[Website and app data records]
- Opening Delimiter -

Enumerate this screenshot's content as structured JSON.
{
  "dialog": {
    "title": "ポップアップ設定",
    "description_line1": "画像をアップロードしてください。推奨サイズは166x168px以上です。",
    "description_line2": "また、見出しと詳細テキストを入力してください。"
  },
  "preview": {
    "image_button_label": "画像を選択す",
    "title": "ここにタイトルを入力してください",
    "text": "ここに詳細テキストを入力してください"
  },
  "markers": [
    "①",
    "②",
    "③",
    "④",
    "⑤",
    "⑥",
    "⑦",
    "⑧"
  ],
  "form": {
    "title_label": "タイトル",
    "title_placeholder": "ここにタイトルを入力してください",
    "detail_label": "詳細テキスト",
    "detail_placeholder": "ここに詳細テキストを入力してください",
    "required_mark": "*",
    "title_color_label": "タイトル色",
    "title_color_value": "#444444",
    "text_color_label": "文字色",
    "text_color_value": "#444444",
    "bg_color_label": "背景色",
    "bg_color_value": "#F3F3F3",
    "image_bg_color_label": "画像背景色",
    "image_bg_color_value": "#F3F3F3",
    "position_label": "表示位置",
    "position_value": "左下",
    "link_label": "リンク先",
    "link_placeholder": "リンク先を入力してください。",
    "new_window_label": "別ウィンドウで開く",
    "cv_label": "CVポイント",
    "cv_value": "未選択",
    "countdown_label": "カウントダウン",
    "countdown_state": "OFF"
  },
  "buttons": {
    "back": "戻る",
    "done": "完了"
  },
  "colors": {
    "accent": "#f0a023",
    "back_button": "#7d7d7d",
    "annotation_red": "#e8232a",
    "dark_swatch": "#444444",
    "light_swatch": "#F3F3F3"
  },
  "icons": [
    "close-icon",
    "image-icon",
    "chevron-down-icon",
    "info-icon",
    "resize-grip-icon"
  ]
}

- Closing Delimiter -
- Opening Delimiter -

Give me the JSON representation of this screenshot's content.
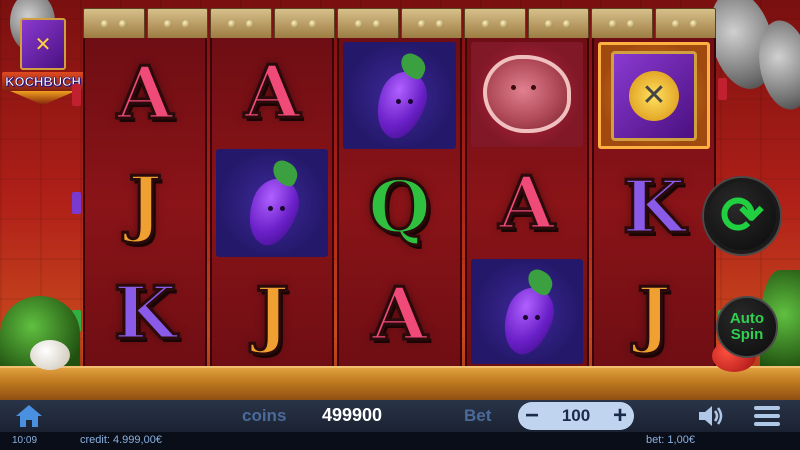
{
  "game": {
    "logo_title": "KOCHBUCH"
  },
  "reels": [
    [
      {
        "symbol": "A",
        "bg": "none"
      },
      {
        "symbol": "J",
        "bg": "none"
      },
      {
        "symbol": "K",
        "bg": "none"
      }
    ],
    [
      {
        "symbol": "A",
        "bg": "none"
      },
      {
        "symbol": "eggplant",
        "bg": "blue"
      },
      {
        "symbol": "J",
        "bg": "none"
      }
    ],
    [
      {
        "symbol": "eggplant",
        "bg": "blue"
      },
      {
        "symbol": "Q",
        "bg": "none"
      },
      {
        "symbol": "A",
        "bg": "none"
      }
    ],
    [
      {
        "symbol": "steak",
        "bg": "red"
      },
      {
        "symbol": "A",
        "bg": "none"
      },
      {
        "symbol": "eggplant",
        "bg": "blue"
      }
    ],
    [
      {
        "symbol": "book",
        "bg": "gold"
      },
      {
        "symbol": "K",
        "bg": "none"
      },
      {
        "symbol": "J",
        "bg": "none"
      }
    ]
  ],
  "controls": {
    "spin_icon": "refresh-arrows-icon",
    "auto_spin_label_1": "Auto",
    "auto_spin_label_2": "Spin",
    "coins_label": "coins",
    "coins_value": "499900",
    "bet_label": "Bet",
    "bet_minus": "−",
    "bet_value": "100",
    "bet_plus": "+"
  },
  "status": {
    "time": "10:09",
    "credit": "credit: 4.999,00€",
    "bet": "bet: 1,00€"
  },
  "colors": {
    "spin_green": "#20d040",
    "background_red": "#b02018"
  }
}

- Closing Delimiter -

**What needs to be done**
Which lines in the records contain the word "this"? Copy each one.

**Result of the task**
Enumerate this screenshot's content as structured JSON.
Give me the JSON representation of this screenshot's content.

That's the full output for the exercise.